2018 Alumna Lauren Bear visits newspaper class


Lauren Bear (Class of 2018) addresses newspaper class from her home in Boston students during afternoon enrichment on March 2.

   Lauren Bear, who graduated from Guilford in 2018, came back to visit the  Voyager Newspaper class, a class she used to be a part of. She joined the Google Meet to share her current experiences and offer suggestions for the newspaper’s social media presence.

   Bear serves on the editorial board of the Boston Political Review (BPR), a politically focused student newspaper run in Boston University (BU). The newspaper prides itself as being a “nonpartisan student-run platform for the BU community to express its voice and to give our readers a refreshing source of unbiased information,” as stated in their about page.

   “As an editor, I have to edit a lot of opinions,” said Bear. “It’s definitely difficult to control that because bias is real. You watch CNN, you watch Fox, there is bias in every single story. Even in the order of how facts are organized. You can’t completely get rid of it. We definitely try to show both sides of the argument.”

   Bear spent three years on the Guilford Voyager staff and served as a Chief Editor during her senior year. When she joined the BPR as a freshman, its readership was dying. Most of the writers were seniors that did not take part in the BPR that much.

   “Our goal was to create a high quality student-led publication that would bring political news to Boston area residents,” said Bear.

   Now the BPR is more successful than ever. In an increasingly digital world, many publications are struggling to survive in this climate. The BPR was on its last legs until Bear came in with something that saved it: social media.
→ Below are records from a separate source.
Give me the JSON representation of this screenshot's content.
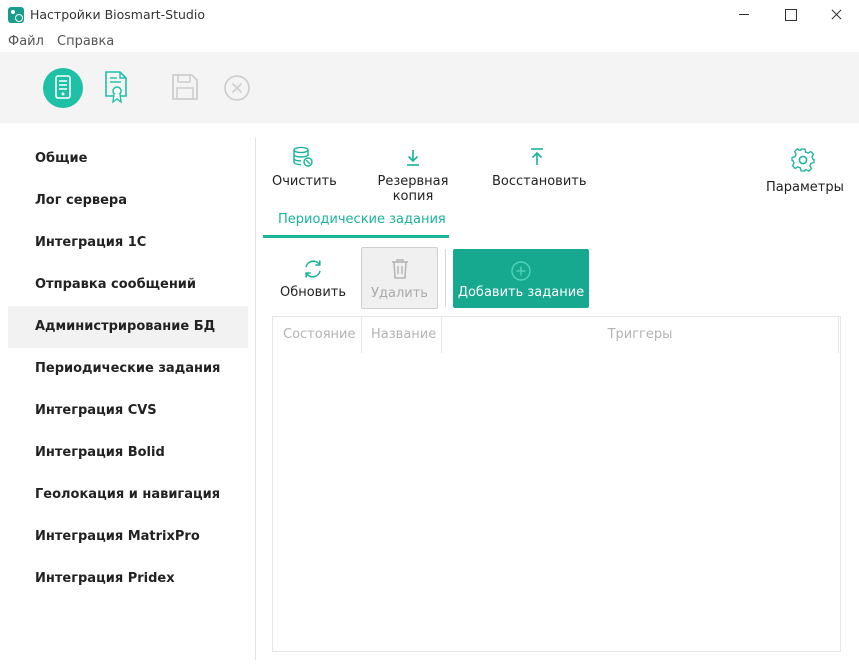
{
  "window": {
    "title": "Настройки Biosmart-Studio"
  },
  "menu": {
    "items": [
      {
        "label": "Файл"
      },
      {
        "label": "Справка"
      }
    ]
  },
  "toolbar": {
    "icons": [
      "server-icon",
      "certificate-icon",
      "save-icon",
      "cancel-icon"
    ],
    "accent": "#1ec0a6"
  },
  "sidebar": {
    "items": [
      {
        "label": "Общие"
      },
      {
        "label": "Лог сервера"
      },
      {
        "label": "Интеграция 1С"
      },
      {
        "label": "Отправка сообщений"
      },
      {
        "label": "Администрирование БД"
      },
      {
        "label": "Периодические задания"
      },
      {
        "label": "Интеграция CVS"
      },
      {
        "label": "Интеграция Bolid"
      },
      {
        "label": "Геолокация и навигация"
      },
      {
        "label": "Интеграция MatrixPro"
      },
      {
        "label": "Интеграция Pridex"
      }
    ],
    "active_label": "Администрирование БД"
  },
  "actions": {
    "clear": "Очистить",
    "backup": "Резервная копия",
    "restore": "Восстановить",
    "params": "Параметры"
  },
  "tabs": {
    "active": "Периодические задания"
  },
  "tasks": {
    "refresh": "Обновить",
    "delete": "Удалить",
    "add": "Добавить задание"
  },
  "table": {
    "columns": [
      "Состояние",
      "Название",
      "Триггеры"
    ]
  },
  "colors": {
    "accent": "#1ab39b",
    "add_button": "#16a98f"
  }
}
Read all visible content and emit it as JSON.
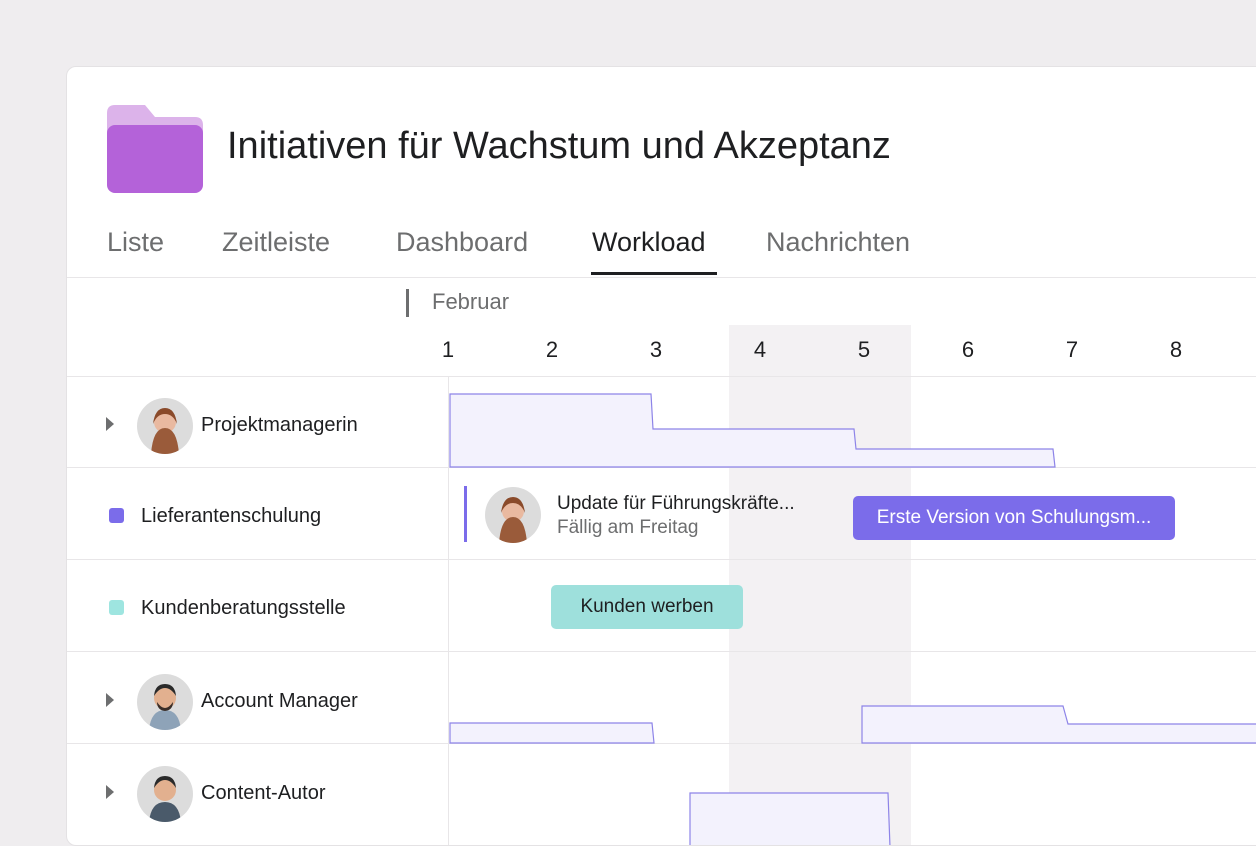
{
  "project": {
    "title": "Initiativen für Wachstum und Akzeptanz",
    "icon": "folder-icon",
    "color": "#b462d9"
  },
  "tabs": [
    {
      "label": "Liste"
    },
    {
      "label": "Zeitleiste"
    },
    {
      "label": "Dashboard"
    },
    {
      "label": "Workload",
      "active": true
    },
    {
      "label": "Nachrichten"
    }
  ],
  "timeline": {
    "month": "Februar",
    "days": [
      "1",
      "2",
      "3",
      "4",
      "5",
      "6",
      "7",
      "8"
    ],
    "highlighted_days": [
      "4",
      "5"
    ]
  },
  "rows": [
    {
      "label": "Projektmanagerin",
      "type": "person",
      "expandable": true
    },
    {
      "label": "Lieferantenschulung",
      "type": "project",
      "color": "#7b6cea"
    },
    {
      "label": "Kundenberatungsstelle",
      "type": "project",
      "color": "#9ee5e0"
    },
    {
      "label": "Account Manager",
      "type": "person",
      "expandable": true
    },
    {
      "label": "Content-Autor",
      "type": "person",
      "expandable": true
    }
  ],
  "tasks": {
    "update": {
      "title": "Update für Führungskräfte...",
      "due": "Fällig am Freitag"
    },
    "erste_version": {
      "label": "Erste Version von Schulungsm...",
      "color": "#7b6cea"
    },
    "kunden_werben": {
      "label": "Kunden werben",
      "color": "#9ee0dc"
    }
  },
  "colors": {
    "workload_fill": "#f3f2fd",
    "workload_stroke": "#8d84e8"
  }
}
   “A couple years ago we really did not have any presence on social media at all,” said Bear. “Getting a Twitter, Instagram and a LinkedIn really increased our readership so much because our writers repost it. Especially when you use interesting graphics, people are more inclined to repost it. We actually just took on two people who are in charge of making our web design. They make graphics for our Instagram, Twitter, and LinkedIn.”

   Another reason that the BPR is thriving right now is because of word of mouth. This ties in with the social media aspect of growth. Covering a story first will make people more likely to repost that story. Then those people will repost the story and the cycle continues.

   “Right now sexual assault is a really hot topic at BU,” said Bear. “There is a lot of calls from organizations on campus for the administration to take more responsibility to do more to help out survivors. They organized a huge virtual and in-person socially distant protest in our campus. We were one of the first institutions to cover it and have it up on social media. Because of that, tons of BU students reposted our story on our Instagram and are talking about it. If you get there first or you are covering an interesting topic, people are going to be inclined to read it, repost, or talk about it.”

   Now that the BPR uses social media, their readership has been better than ever. She has said that the same growth opportunities that worked for the BPR like the use of social media and “spreading the word” would work for the Voyager as well.

   “Very similar to you guys, we had a lot of growth opportunities when I first joined and over the last few years we have learned to exploit that,” said Bear. 

   Students in Newspaper class are excited to use the tips that she shared in the future for their stories.

   “I would say that I took away the fact that when you have a newspaper, it is good to have lots of media boosts,” said Opinions Editor Hailey Skaggs, sophomore. “Especially use popping headlines and make it colorful and make it stand out.”

   Bear also gave advice that resonated with some students.

   “I took away the importance of just taking my time in high school,” said Entertainment Editor Eddie Drinkwine, junior. “Most students are really stressed on what they want to do later in life, and it was interesting to hear from Lauren that it is not as important as it seems right now.”